== Input for this task

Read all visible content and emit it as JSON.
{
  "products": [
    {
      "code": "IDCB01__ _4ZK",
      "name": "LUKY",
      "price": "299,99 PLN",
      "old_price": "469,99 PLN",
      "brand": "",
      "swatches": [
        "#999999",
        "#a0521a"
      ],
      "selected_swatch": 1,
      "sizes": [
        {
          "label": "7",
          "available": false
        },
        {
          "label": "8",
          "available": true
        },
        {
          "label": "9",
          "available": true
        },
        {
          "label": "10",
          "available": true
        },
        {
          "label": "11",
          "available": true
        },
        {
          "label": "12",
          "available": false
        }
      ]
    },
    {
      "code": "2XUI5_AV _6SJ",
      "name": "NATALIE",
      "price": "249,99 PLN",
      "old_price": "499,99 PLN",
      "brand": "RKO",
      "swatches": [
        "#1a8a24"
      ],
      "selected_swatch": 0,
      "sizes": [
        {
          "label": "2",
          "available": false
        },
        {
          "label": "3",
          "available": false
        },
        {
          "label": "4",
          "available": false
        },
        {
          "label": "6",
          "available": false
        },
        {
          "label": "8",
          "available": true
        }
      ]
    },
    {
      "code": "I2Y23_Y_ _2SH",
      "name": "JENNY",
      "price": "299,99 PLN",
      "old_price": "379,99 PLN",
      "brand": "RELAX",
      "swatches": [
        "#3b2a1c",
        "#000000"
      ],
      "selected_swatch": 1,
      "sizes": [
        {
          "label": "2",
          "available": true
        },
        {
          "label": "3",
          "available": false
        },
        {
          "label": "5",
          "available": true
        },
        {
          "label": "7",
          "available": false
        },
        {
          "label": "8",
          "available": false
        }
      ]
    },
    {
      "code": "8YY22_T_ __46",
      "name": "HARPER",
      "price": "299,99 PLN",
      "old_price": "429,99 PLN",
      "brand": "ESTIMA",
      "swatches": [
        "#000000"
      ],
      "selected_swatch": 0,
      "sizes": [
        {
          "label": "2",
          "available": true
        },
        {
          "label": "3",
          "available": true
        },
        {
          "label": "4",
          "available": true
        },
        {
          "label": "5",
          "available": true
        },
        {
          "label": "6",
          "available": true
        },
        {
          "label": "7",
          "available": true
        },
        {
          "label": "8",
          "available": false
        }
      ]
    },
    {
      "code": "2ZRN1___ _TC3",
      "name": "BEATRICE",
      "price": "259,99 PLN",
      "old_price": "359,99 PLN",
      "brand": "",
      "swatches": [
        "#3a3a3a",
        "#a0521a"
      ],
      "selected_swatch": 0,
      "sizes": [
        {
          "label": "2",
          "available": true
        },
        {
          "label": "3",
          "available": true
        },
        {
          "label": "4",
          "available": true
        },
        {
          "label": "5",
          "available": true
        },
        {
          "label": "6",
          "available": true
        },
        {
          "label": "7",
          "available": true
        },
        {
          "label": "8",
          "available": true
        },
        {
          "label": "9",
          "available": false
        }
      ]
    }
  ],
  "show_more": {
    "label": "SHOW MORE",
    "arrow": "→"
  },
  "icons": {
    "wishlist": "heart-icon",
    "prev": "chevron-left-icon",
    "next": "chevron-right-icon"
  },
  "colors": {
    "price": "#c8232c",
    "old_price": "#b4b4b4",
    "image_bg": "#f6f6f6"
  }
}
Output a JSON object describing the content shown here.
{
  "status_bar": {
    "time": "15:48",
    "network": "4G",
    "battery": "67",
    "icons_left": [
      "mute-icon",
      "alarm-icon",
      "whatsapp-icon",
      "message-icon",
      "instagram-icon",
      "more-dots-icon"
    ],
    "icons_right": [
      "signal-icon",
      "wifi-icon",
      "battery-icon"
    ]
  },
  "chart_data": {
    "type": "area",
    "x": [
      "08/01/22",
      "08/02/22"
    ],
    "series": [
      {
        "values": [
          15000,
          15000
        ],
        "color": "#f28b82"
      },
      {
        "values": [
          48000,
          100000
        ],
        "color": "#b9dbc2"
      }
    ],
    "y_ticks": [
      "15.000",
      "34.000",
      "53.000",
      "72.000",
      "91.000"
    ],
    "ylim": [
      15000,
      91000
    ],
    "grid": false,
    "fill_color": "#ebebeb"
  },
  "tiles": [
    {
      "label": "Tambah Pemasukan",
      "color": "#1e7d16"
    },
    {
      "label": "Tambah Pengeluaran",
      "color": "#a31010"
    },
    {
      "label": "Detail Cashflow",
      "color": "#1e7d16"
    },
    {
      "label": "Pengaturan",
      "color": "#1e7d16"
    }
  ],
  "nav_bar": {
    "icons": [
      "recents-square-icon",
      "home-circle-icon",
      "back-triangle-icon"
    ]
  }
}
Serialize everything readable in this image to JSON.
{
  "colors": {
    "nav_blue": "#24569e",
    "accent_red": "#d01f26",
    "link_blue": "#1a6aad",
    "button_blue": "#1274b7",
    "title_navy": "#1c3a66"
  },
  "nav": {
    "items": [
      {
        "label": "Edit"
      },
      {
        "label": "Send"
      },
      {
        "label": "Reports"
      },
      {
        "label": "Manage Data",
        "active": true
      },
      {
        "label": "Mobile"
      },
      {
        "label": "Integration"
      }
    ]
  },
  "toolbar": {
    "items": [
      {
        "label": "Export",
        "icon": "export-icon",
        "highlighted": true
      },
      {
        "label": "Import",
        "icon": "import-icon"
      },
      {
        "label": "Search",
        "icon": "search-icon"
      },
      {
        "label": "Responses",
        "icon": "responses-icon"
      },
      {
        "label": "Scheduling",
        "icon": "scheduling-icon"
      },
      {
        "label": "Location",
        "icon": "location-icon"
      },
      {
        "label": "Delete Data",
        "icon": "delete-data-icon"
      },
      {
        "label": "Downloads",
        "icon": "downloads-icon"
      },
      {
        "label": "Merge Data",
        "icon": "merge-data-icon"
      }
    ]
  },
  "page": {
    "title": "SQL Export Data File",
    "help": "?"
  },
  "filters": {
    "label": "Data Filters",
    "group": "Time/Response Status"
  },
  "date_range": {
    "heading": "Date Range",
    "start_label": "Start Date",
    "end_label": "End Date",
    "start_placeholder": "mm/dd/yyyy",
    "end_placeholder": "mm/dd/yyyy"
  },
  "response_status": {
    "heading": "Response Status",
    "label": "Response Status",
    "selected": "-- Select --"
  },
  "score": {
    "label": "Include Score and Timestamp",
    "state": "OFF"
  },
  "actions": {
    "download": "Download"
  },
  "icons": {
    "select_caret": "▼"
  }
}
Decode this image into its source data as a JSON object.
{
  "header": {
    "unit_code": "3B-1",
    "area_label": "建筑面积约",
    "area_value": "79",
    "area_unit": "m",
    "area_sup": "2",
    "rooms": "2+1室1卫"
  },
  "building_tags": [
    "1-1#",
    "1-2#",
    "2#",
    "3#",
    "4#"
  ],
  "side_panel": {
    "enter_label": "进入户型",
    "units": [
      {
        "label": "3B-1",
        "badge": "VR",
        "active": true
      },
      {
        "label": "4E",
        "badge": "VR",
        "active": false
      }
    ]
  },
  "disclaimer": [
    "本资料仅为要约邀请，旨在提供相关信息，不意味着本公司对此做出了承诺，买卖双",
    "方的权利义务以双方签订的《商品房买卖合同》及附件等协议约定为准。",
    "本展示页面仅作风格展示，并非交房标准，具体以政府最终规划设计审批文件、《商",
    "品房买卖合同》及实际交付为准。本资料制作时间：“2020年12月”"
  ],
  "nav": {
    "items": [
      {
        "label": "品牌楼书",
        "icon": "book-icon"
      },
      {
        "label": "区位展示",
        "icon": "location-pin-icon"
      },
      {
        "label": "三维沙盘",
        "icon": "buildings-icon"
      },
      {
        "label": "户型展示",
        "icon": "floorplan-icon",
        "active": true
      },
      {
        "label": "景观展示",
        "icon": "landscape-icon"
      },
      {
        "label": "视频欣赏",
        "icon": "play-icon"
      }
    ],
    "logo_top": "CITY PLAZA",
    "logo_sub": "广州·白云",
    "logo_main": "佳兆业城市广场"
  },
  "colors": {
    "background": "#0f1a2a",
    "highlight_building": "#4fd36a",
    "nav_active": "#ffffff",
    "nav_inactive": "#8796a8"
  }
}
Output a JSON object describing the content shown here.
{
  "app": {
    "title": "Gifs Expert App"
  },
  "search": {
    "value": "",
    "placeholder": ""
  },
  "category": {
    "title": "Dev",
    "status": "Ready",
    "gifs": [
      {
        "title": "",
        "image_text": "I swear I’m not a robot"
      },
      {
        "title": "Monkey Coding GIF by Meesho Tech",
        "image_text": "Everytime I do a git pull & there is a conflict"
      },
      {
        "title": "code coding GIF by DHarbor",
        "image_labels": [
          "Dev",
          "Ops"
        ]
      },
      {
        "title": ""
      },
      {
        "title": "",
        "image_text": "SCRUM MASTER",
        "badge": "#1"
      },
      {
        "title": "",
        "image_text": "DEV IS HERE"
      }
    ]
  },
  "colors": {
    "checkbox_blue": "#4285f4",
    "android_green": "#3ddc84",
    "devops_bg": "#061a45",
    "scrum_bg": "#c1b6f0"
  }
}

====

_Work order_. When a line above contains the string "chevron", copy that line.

_Answer section_.
    "prev": "chevron-left-icon",
    "next": "chevron-right-icon"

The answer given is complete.